When we lived in Oklahoma City, our next door neighbor — Mike Mahon — was a pilot for American Airlines and also an Air Force reservist. In his Air Force job, he flies aerial tankers — the kind that refuel fighter jets and long-range bombers in mid-air — and he got deployed a couple of times in the wake of 9/11. Eventually, Mike got promoted to commander of his tanker squadron at Tinker Air Force Base, and he invited everyone on our street to the Change of Command ceremony. As near as I could tell, here’s what constituted the exact moment of the change of command: the transfer of the squadron’s flag — which is a symbol of the commander’s authority and responsibility for the unit.
The whole thing was very choreographed.
First, a soldier presented the staff bearing the squadron flag to the outgoing commander.
The outgoing commander grasped it, relinquished it, and stepped back.
Just then, the incoming commander — our friend Mike — stepped forward to the spot just vacated by the outgoing commander.
The soldier presented Mike with the staff bearing the squadron flag — and Mike grasped it and held onto it.
In the military, Change of Command ceremonies are filled with all kinds of symbolism — including symbolism about the continuity of leadership and the passing on of authority. Near the festival of Hanukkah, Jesus criticizes the leadership of the Pharisees — and proclaims that his own leadership is in continuity with the leadership of God himself. “I AM,” he declares, “the good shepherd: I lay down my life for my sheep. I know my own and my own know me. But you need to know that I have other sheep in addition to those in this pen — and I need to gather and bring them, also. For they, too, will recognize my voice when they hear it.”

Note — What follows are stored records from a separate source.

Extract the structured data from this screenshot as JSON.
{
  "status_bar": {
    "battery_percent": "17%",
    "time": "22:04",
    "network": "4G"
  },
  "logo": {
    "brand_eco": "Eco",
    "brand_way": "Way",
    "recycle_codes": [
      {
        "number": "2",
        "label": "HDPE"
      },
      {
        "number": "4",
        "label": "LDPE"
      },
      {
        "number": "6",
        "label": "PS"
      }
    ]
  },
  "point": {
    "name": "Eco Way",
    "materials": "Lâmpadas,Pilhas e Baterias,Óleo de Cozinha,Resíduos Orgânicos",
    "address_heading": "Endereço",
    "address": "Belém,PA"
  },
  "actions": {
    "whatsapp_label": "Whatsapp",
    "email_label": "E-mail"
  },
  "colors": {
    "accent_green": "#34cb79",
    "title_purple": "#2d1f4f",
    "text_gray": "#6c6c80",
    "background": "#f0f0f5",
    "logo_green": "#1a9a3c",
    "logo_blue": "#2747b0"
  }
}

1 Gary M. Burge, The NIV Application Commentary: John. Grand Rapids: Zondervan, 2000, 288.
2 Marianne Meye Thompson, John: A Commentary. Louisville: Westminster John Knox Press, 2015, 224.